- [ACTIVITY]: Gather up every line from the entries below that uses the word "true".
------ MATERIAL PROVIDED
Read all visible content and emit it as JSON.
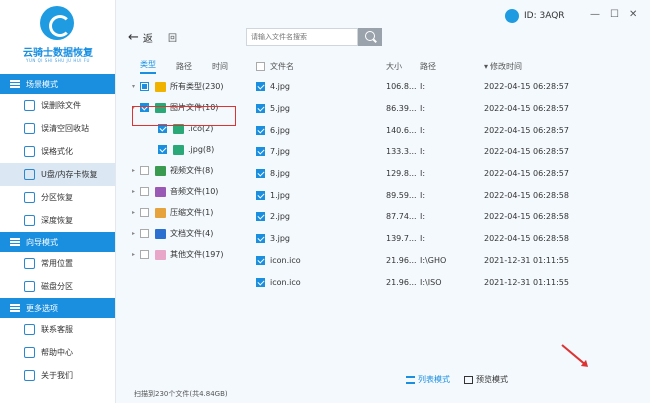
{
  "app": {
    "logo_text": "云骑士数据恢复",
    "logo_sub": "YUN QI SHI SHU JU HUI FU",
    "id_label": "ID: 3AQR",
    "win_min": "—",
    "win_max": "☐",
    "win_close": "✕"
  },
  "sidebar": {
    "sections": [
      {
        "title": "场景模式",
        "items": [
          "误删除文件",
          "误清空回收站",
          "误格式化",
          "U盘/内存卡恢复",
          "分区恢复",
          "深度恢复"
        ]
      },
      {
        "title": "向导模式",
        "items": [
          "常用位置",
          "磁盘分区"
        ]
      },
      {
        "title": "更多选项",
        "items": [
          "联系客服",
          "帮助中心",
          "关于我们"
        ]
      }
    ],
    "active_item": "U盘/内存卡恢复"
  },
  "toolbar": {
    "back_label": "返",
    "home_label": "回",
    "search_placeholder": "请输入文件名搜索"
  },
  "tree": {
    "tabs": [
      "类型",
      "路径",
      "时间"
    ],
    "rows": [
      {
        "label": "所有类型(230)",
        "toggle": "▾",
        "check": "part",
        "color": "#f0b400"
      },
      {
        "label": "图片文件(10)",
        "toggle": "▾",
        "check": "on",
        "color": "#2aa878"
      },
      {
        "label": ".ico(2)",
        "toggle": "",
        "check": "on",
        "color": "#2aa878"
      },
      {
        "label": ".jpg(8)",
        "toggle": "",
        "check": "on",
        "color": "#2aa878"
      },
      {
        "label": "视频文件(8)",
        "toggle": "▸",
        "check": "off",
        "color": "#3a9a50"
      },
      {
        "label": "音频文件(10)",
        "toggle": "▸",
        "check": "off",
        "color": "#9b59b6"
      },
      {
        "label": "压缩文件(1)",
        "toggle": "▸",
        "check": "off",
        "color": "#e6a23c"
      },
      {
        "label": "文档文件(4)",
        "toggle": "▸",
        "check": "off",
        "color": "#2b6fd1"
      },
      {
        "label": "其他文件(197)",
        "toggle": "▸",
        "check": "off",
        "color": "#e8a7c8"
      }
    ]
  },
  "table": {
    "headers": {
      "name": "文件名",
      "size": "大小",
      "path": "路径",
      "time": "修改时间"
    },
    "rows": [
      {
        "name": "4.jpg",
        "size": "106.8...",
        "path": "I:",
        "time": "2022-04-15 06:28:57"
      },
      {
        "name": "5.jpg",
        "size": "86.39...",
        "path": "I:",
        "time": "2022-04-15 06:28:57"
      },
      {
        "name": "6.jpg",
        "size": "140.6...",
        "path": "I:",
        "time": "2022-04-15 06:28:57"
      },
      {
        "name": "7.jpg",
        "size": "133.3...",
        "path": "I:",
        "time": "2022-04-15 06:28:57"
      },
      {
        "name": "8.jpg",
        "size": "129.8...",
        "path": "I:",
        "time": "2022-04-15 06:28:57"
      },
      {
        "name": "1.jpg",
        "size": "89.59...",
        "path": "I:",
        "time": "2022-04-15 06:28:58"
      },
      {
        "name": "2.jpg",
        "size": "87.74...",
        "path": "I:",
        "time": "2022-04-15 06:28:58"
      },
      {
        "name": "3.jpg",
        "size": "139.7...",
        "path": "I:",
        "time": "2022-04-15 06:28:58"
      },
      {
        "name": "icon.ico",
        "size": "21.96...",
        "path": "I:\\GHO",
        "time": "2021-12-31 01:11:55"
      },
      {
        "name": "icon.ico",
        "size": "21.96...",
        "path": "I:\\ISO",
        "time": "2021-12-31 01:11:55"
      }
    ]
  },
  "footer": {
    "status": "扫描到230个文件(共4.84GB)",
    "list_mode": "列表模式",
    "preview_mode": "预览模式"
  }
}
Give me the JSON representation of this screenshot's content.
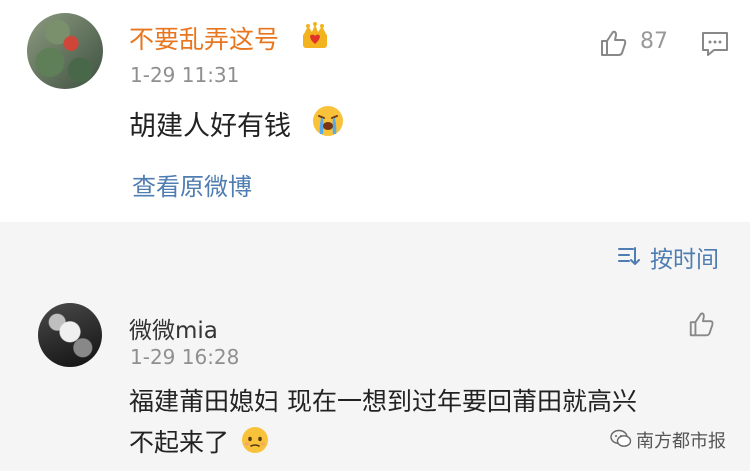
{
  "original_post_comment": {
    "username": "不要乱弄这号",
    "badge_icon": "crown-icon",
    "time": "1-29 11:31",
    "text": "胡建人好有钱",
    "emoji": "crying-face-icon",
    "view_original_label": "查看原微博",
    "like_count": "87",
    "accent_color": "#e8761f"
  },
  "sort": {
    "label": "按时间",
    "icon": "sort-icon"
  },
  "reply_comment": {
    "username": "微微mia",
    "time": "1-29 16:28",
    "text_line1": "福建莆田媳妇 现在一想到过年要回莆田就高兴",
    "text_line2": "不起来了",
    "emoji": "sweating-face-icon"
  },
  "watermark": {
    "label": "南方都市报",
    "icon": "wechat-icon"
  },
  "colors": {
    "link": "#4f7db1",
    "meta": "#8f8f8f",
    "background_alt": "#f5f5f5"
  }
}
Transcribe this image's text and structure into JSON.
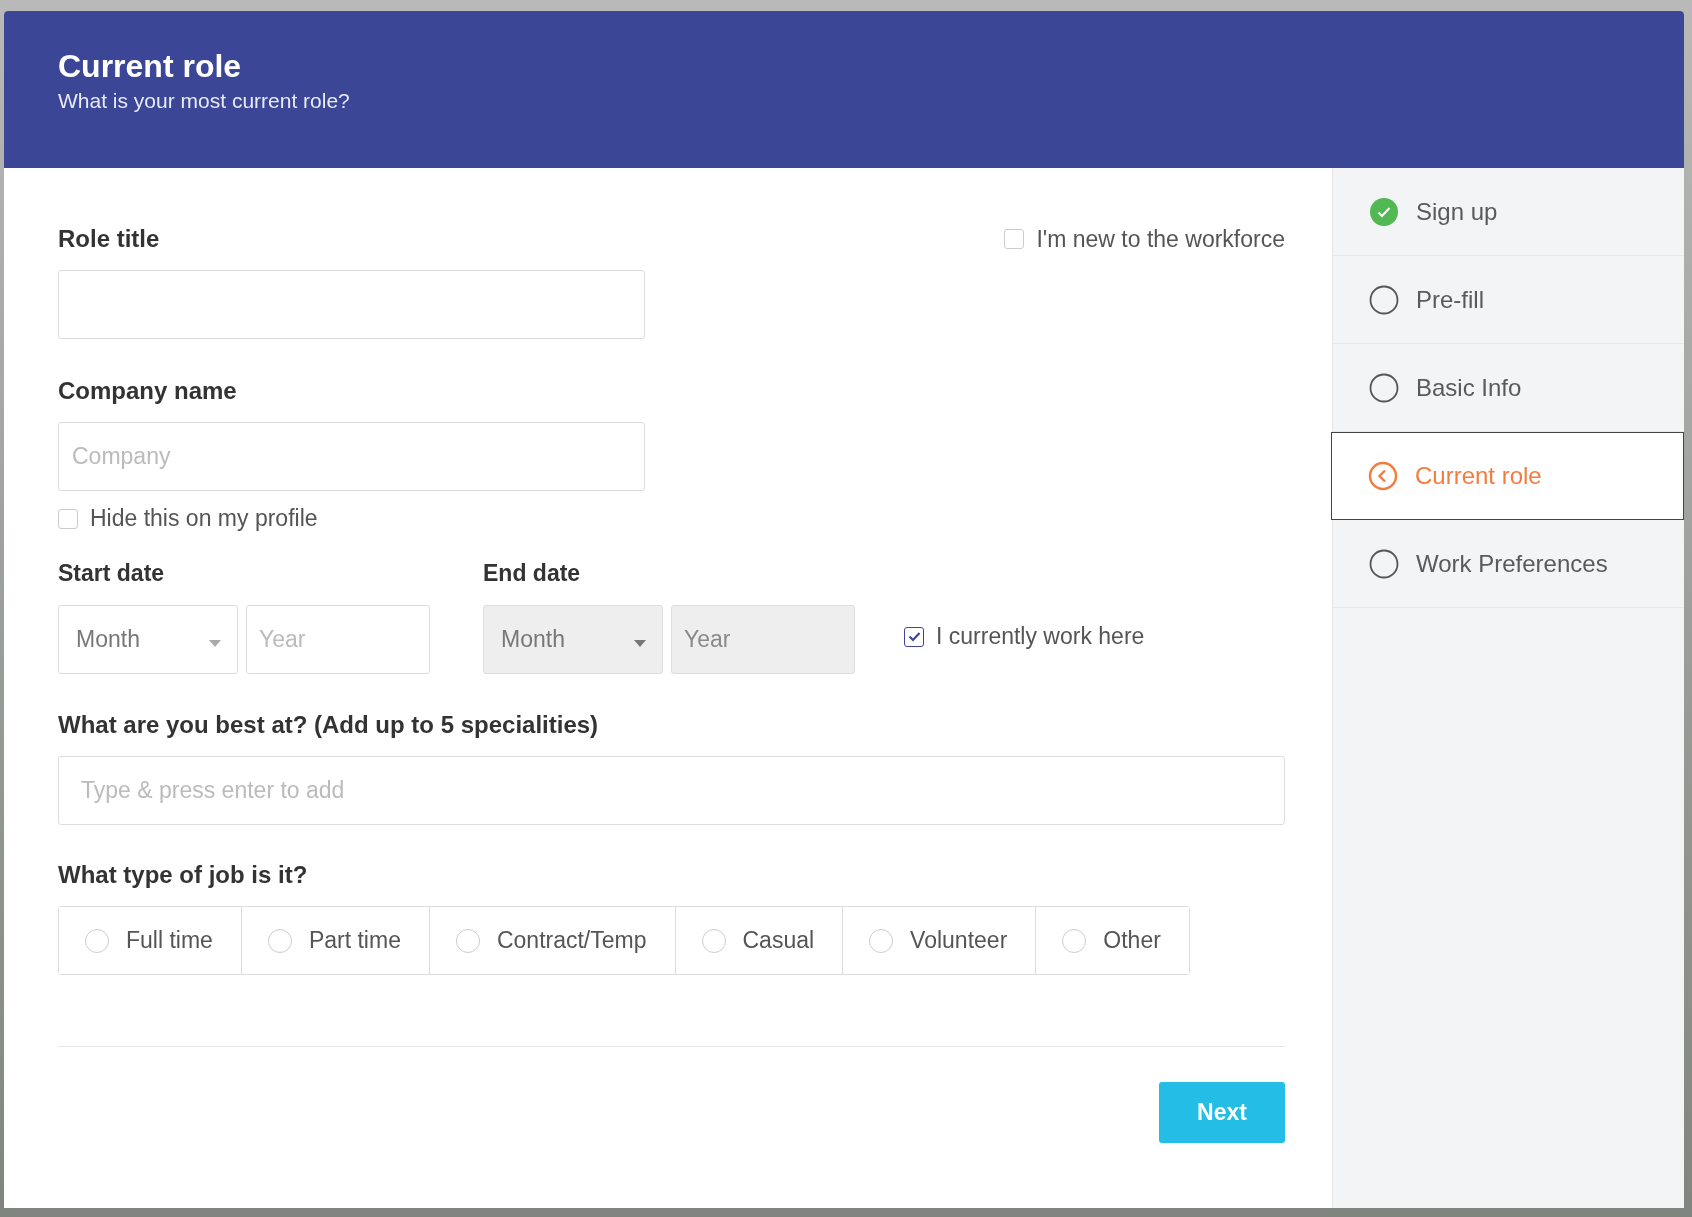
{
  "header": {
    "title": "Current role",
    "subtitle": "What is your most current role?"
  },
  "role_title": {
    "label": "Role title"
  },
  "new_to_workforce": {
    "label": "I'm new to the workforce",
    "checked": false
  },
  "company": {
    "label": "Company name",
    "placeholder": "Company"
  },
  "hide_on_profile": {
    "label": "Hide this on my profile",
    "checked": false
  },
  "start_date": {
    "label": "Start date",
    "month": "Month",
    "year_placeholder": "Year",
    "disabled": false
  },
  "end_date": {
    "label": "End date",
    "month": "Month",
    "year_placeholder": "Year",
    "disabled": true
  },
  "currently_work_here": {
    "label": "I currently work here",
    "checked": true
  },
  "specialities": {
    "label": "What are you best at? (Add up to 5 specialities)",
    "placeholder": "Type & press enter to add"
  },
  "job_type": {
    "label": "What type of job is it?",
    "options": [
      {
        "label": "Full time",
        "selected": false
      },
      {
        "label": "Part time",
        "selected": false
      },
      {
        "label": "Contract/Temp",
        "selected": false
      },
      {
        "label": "Casual",
        "selected": false
      },
      {
        "label": "Volunteer",
        "selected": false
      },
      {
        "label": "Other",
        "selected": false
      }
    ]
  },
  "next_button": "Next",
  "steps": [
    {
      "label": "Sign up",
      "kind": "done",
      "selected": false
    },
    {
      "label": "Pre-fill",
      "kind": "pending",
      "selected": false
    },
    {
      "label": "Basic Info",
      "kind": "pending",
      "selected": false
    },
    {
      "label": "Current role",
      "kind": "current",
      "selected": true
    },
    {
      "label": "Work Preferences",
      "kind": "pending",
      "selected": false
    }
  ]
}
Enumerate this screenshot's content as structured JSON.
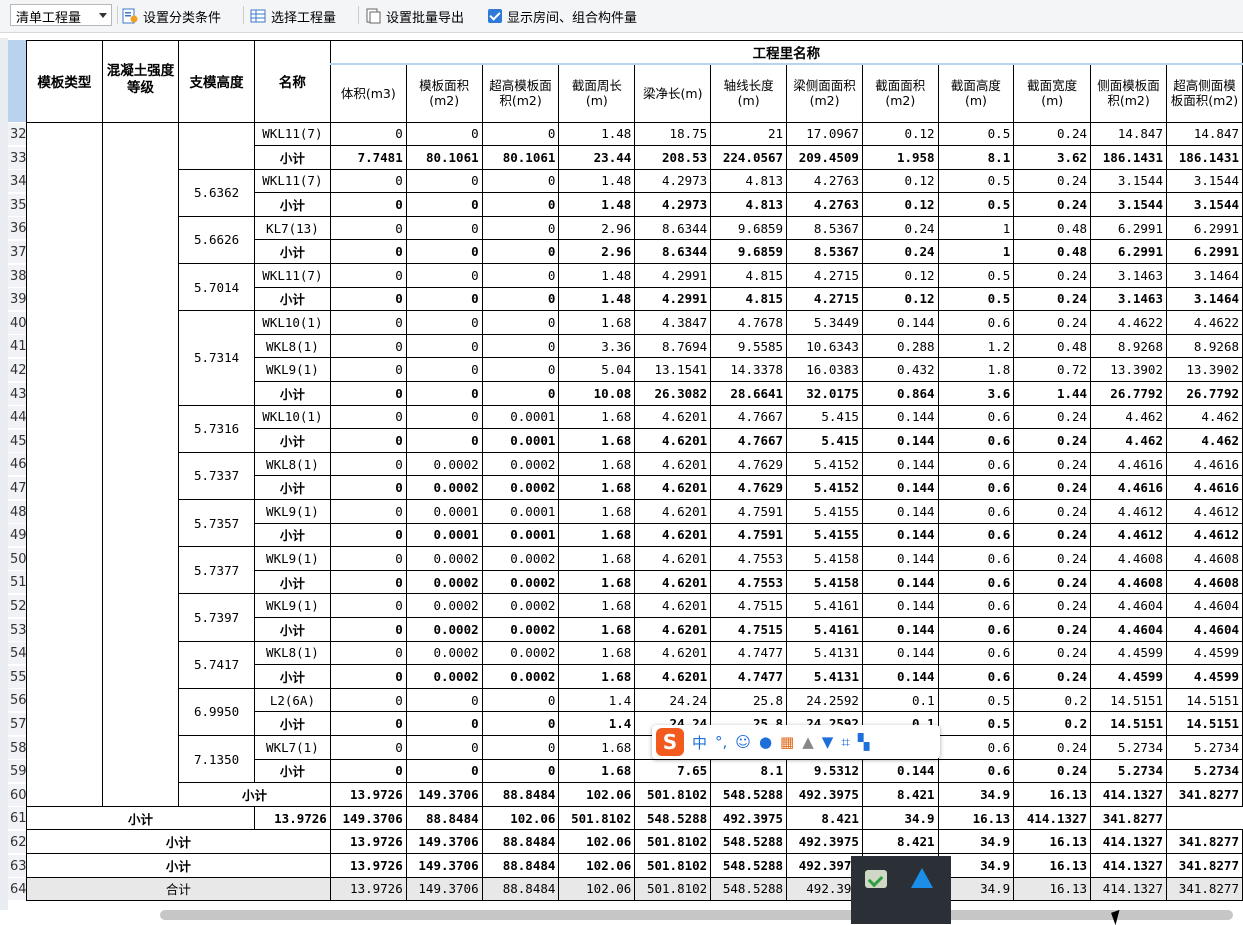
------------
- [ANSWER SPACE]:
    "disabled": true
    "checked": true
      "selected": true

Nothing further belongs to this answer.